- TASK DETAILS
Those lines of the data that hold the word "Клиенты" are to be copied out.

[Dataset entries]
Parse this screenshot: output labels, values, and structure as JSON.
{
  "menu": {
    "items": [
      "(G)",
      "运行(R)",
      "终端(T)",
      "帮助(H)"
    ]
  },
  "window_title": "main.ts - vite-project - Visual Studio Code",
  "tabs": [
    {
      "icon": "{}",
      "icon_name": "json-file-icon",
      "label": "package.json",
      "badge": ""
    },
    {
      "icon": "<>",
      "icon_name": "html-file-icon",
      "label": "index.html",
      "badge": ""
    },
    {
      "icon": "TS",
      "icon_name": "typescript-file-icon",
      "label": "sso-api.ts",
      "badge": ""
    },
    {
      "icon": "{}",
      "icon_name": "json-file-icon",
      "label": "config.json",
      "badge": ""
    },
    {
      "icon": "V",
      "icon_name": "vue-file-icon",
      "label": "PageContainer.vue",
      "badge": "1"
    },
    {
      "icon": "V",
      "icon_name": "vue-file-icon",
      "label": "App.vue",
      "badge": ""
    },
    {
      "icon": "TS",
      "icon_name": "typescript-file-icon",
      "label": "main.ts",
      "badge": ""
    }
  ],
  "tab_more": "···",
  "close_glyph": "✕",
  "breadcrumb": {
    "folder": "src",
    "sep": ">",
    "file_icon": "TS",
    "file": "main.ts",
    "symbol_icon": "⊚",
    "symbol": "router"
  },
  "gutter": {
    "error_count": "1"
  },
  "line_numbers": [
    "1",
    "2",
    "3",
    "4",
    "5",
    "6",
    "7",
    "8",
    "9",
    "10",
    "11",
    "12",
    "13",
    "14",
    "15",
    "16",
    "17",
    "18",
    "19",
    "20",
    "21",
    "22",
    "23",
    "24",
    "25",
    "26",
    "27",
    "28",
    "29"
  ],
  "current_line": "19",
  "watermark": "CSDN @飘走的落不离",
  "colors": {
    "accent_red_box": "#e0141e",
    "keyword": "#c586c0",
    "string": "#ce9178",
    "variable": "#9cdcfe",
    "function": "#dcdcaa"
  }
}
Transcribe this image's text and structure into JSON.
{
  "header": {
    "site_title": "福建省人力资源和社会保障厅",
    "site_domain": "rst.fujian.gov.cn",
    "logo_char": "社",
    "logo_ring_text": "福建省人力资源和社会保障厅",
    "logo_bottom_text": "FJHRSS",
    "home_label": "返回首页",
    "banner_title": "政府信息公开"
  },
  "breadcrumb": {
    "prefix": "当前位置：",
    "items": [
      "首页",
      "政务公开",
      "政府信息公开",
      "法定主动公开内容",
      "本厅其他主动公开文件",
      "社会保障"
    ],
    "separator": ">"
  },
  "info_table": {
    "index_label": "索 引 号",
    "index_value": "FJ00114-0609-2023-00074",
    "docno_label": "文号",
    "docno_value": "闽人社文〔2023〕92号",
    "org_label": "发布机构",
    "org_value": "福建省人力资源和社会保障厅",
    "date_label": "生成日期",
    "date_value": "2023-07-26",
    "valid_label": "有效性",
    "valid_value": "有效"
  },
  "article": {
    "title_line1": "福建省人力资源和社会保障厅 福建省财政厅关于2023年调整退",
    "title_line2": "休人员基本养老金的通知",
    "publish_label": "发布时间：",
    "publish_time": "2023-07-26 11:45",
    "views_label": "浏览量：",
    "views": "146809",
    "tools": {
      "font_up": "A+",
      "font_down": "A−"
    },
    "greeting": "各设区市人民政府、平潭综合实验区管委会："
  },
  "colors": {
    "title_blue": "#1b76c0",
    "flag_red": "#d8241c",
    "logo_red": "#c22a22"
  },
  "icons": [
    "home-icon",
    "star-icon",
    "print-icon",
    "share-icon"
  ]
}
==
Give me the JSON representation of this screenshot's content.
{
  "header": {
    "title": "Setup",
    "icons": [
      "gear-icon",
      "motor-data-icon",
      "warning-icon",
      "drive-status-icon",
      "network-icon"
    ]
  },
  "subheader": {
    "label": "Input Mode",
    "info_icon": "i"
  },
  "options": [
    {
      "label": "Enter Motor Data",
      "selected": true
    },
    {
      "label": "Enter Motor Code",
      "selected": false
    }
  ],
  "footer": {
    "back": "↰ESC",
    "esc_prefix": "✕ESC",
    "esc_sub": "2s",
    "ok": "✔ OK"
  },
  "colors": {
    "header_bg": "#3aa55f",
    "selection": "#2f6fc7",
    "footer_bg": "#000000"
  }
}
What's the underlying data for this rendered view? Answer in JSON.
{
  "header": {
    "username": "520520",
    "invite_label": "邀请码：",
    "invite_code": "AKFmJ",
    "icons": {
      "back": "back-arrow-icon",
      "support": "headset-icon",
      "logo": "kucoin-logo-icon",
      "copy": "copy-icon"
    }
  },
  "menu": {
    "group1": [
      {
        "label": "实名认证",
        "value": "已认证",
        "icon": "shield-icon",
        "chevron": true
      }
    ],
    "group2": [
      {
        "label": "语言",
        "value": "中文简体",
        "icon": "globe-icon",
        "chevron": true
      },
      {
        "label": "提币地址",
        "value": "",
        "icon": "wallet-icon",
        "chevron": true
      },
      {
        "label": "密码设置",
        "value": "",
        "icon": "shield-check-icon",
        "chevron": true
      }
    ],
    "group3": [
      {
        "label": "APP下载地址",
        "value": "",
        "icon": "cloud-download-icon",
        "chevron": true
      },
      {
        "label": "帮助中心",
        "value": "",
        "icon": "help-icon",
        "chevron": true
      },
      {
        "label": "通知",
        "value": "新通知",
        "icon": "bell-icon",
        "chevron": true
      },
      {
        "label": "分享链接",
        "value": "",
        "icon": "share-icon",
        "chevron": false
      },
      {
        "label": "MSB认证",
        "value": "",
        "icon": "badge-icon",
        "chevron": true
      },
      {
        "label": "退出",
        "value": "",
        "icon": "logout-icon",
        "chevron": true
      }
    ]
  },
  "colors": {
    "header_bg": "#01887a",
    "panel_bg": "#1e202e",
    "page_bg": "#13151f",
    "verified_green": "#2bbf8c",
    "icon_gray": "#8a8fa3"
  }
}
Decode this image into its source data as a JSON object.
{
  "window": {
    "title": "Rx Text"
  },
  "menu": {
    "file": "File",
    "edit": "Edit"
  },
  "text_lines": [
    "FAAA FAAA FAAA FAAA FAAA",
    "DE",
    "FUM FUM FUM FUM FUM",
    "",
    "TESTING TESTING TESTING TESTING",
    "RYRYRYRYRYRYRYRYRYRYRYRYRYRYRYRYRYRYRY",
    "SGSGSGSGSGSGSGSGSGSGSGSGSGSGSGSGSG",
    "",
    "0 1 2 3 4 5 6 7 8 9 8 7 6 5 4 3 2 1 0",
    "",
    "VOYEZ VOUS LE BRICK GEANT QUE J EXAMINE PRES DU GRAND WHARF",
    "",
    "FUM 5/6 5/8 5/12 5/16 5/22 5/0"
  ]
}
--
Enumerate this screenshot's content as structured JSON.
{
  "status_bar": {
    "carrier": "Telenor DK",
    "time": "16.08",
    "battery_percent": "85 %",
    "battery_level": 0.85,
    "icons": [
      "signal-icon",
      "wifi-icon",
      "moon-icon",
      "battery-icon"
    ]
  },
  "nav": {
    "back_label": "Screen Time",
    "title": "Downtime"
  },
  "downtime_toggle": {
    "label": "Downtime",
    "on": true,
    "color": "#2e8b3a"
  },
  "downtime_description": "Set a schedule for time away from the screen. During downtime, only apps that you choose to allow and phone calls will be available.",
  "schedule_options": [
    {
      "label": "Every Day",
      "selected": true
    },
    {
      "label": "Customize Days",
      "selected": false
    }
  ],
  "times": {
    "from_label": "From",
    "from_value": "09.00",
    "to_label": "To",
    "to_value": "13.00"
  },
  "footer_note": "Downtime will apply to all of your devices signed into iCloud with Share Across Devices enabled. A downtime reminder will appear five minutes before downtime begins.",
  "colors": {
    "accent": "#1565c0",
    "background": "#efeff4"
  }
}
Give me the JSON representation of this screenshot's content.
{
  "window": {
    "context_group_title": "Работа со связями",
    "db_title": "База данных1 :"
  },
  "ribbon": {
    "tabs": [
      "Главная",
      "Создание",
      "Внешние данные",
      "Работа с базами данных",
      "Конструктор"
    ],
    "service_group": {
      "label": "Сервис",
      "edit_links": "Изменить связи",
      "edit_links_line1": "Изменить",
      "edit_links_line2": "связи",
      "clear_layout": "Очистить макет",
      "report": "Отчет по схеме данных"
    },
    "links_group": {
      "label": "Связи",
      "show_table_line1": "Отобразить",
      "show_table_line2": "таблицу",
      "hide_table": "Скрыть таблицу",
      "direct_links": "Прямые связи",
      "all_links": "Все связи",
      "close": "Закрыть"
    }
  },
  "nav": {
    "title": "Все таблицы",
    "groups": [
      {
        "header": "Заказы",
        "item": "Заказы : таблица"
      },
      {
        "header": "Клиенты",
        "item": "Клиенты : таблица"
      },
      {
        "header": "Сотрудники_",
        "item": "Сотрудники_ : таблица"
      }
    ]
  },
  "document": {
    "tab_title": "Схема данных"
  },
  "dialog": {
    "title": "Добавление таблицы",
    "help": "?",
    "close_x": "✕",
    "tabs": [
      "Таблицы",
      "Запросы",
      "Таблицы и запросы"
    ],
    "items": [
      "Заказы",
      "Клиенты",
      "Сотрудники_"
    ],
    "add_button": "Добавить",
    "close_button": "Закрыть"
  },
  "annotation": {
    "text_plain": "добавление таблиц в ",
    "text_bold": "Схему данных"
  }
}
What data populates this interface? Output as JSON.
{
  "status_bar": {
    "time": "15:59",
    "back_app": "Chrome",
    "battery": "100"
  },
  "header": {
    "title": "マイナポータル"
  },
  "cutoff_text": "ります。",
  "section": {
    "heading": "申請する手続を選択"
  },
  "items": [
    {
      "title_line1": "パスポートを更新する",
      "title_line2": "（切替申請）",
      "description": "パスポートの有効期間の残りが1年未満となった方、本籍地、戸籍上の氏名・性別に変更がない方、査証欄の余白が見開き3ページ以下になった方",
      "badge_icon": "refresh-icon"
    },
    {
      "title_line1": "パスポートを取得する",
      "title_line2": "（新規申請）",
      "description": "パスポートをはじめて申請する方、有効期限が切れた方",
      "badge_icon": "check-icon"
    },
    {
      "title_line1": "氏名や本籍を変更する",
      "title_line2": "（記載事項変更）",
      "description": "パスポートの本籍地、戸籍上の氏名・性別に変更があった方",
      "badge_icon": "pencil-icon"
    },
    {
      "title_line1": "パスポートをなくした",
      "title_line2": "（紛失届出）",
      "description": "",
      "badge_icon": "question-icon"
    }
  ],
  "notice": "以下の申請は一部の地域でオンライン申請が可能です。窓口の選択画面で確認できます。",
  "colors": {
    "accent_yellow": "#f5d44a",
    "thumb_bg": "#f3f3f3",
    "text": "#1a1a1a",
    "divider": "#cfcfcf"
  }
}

- ANSWER SPACE
        "header": "Клиенты",
        "item": "Клиенты : таблица"
      "Клиенты",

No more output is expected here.